Charest started his American comic book career at DC Comics, working on various titles such as Darkstars. He continued to provide covers for The Outsiders, Batman, and Detective Comics, a specialty that he soon became known for. In 1993 Charest illustrated WildC.A.T.s: Destiny’s Hand, which led to multiple issues of the WildC.A.T.s monthly series. Soon after, he became the regular artist, working with prominent creators James Robinson and Alan Moore. He ended his run on the series in 1996 with issue #31, but returned to contribute on issue #50, the finale of the title.
The series was re-launched as Wildcats, teaming Charest with writer Scott Lobdell. Charest’s speed on the series led to his replacement by Sean Phillips. He would later leave Wildstorm and Homage Studios to pursue a project in .
There and Back Again
Charest made the move to to work on a Metabarons graphic novel for Humanoid Publishing. He intended to paint the entire novel, a decision that would hinder his progress yet again. Humanoid chose Serbian artist Zoran Janjetov to replace Charest on the project.
By 2007 Charest had returned to the , in . He would continue to provide cover art for various comic books, most notably on Star Wars comics for Dark Horse and Captain : The Chosen for Marvel Comics. During this time, Charest would also run a comic strip on his MSN group, Spacegirl. The series was collected and released (self-published) as a hardcover edition in 2008.
Charest notes many artists as an influence, such as Mike Mignola, Adam Hughes, and Brian Bolland among others. He prefers to forgo sketching when he draws, mostly due to his own impatience. Also, in part he enjoys the spontaneous nature of how artwork develops. Charest dislikes to reference real life items or people, unless the piece he is working on calls for it, such as guns or licensed characters. An example of this is the cover to Star Trek: The Next Generation – Embrace the Wolf.

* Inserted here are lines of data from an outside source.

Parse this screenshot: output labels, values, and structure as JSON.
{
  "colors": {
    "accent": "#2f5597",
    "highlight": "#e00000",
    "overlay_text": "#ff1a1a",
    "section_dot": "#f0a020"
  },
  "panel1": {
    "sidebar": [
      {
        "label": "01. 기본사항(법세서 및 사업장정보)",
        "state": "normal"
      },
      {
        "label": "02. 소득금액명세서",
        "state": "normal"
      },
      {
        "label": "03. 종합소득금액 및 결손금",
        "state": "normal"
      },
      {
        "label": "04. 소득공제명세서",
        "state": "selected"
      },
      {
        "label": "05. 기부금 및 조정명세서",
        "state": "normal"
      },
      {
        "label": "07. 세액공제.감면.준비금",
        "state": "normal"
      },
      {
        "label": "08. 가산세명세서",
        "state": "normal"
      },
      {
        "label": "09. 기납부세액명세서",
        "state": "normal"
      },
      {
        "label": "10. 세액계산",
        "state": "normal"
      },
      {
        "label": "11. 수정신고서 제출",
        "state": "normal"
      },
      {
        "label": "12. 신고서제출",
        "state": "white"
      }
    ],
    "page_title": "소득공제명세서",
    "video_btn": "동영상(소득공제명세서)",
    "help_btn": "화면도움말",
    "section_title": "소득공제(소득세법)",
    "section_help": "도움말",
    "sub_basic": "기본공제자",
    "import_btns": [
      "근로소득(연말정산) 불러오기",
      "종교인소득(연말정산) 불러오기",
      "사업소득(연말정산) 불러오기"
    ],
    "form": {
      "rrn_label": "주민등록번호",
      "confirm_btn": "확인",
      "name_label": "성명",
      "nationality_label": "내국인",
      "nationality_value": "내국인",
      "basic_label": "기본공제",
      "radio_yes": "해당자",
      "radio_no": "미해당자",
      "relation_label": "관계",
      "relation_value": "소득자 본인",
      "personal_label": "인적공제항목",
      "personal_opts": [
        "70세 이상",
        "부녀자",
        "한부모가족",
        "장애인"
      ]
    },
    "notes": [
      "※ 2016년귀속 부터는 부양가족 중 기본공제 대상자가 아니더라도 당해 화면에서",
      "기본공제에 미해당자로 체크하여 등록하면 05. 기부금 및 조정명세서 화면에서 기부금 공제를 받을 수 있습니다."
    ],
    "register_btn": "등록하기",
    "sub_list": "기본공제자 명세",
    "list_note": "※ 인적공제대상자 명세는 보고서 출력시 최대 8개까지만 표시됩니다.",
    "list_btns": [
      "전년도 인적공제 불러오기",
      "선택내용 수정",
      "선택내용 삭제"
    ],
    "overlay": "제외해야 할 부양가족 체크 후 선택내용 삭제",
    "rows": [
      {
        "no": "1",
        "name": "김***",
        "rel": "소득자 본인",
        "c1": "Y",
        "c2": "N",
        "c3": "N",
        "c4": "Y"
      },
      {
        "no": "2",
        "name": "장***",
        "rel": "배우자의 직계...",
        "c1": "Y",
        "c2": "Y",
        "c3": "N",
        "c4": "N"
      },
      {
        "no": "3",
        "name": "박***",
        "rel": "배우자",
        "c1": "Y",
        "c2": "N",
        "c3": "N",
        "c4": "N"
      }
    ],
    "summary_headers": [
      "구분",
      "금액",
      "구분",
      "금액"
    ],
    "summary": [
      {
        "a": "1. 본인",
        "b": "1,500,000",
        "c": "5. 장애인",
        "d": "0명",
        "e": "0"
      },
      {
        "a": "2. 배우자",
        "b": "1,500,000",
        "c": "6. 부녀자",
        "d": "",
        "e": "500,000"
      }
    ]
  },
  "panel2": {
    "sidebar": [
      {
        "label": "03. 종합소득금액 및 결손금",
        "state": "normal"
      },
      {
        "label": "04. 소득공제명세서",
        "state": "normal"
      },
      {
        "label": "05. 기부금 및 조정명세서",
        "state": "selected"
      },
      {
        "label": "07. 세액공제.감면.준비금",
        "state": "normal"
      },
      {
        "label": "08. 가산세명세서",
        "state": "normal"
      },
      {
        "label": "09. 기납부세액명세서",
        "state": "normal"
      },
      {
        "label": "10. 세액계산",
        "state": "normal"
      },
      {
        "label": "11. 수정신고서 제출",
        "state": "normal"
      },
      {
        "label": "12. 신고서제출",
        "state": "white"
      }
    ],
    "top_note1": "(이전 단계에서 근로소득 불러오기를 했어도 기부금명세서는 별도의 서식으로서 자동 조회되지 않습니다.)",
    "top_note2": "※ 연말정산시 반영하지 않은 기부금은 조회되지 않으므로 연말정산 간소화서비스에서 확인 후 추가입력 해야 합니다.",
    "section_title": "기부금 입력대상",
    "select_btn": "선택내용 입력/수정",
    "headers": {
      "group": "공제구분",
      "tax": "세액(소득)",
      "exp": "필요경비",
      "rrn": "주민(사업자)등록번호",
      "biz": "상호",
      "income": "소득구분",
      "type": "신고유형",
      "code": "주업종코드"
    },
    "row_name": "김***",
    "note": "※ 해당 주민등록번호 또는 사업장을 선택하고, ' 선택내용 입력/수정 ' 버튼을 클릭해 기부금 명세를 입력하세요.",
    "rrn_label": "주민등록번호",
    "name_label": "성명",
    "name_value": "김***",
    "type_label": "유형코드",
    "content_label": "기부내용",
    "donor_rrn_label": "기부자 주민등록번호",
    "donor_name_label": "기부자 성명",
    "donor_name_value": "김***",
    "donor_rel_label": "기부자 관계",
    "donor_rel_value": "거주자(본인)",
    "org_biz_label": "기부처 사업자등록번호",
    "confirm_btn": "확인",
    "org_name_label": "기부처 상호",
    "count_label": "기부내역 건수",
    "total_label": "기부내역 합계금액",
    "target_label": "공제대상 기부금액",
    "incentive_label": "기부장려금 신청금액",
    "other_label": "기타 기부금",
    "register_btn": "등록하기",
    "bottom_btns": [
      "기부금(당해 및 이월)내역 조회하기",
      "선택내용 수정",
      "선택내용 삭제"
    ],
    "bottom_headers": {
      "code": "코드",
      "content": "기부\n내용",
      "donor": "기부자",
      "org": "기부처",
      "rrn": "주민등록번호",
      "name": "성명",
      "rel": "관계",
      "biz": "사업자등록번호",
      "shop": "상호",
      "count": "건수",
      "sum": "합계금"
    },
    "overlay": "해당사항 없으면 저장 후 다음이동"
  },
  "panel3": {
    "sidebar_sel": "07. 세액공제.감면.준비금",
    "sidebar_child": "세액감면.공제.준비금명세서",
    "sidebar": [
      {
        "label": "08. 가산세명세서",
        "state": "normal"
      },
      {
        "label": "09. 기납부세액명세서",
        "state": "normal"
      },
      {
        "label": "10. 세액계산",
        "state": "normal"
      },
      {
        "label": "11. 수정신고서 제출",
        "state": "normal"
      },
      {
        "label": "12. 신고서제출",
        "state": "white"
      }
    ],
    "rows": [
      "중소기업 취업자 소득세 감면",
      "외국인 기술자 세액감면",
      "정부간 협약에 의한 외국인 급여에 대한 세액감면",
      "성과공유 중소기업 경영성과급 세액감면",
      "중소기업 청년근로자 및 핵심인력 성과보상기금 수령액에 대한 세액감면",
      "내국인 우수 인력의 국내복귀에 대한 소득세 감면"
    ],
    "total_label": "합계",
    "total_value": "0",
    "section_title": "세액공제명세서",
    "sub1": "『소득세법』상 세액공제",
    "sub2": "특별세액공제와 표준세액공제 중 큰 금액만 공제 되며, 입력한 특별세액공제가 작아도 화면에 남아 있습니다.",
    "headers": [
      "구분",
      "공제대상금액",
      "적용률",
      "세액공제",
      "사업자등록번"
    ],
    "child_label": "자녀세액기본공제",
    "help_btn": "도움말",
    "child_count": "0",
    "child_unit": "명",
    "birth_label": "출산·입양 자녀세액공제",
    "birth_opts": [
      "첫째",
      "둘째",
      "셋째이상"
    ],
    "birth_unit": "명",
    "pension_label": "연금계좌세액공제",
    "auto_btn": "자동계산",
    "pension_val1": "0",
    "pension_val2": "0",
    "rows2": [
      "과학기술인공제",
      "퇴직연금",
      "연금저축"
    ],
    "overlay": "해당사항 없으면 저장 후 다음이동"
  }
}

Charest as stated that the time it takes to finish a picture depends on many things, such as how fast an editor needs the project finished, or even how much he is being paid. Because of these variables, Charest believes that it is not feasible to be a regular artist on a monthly series.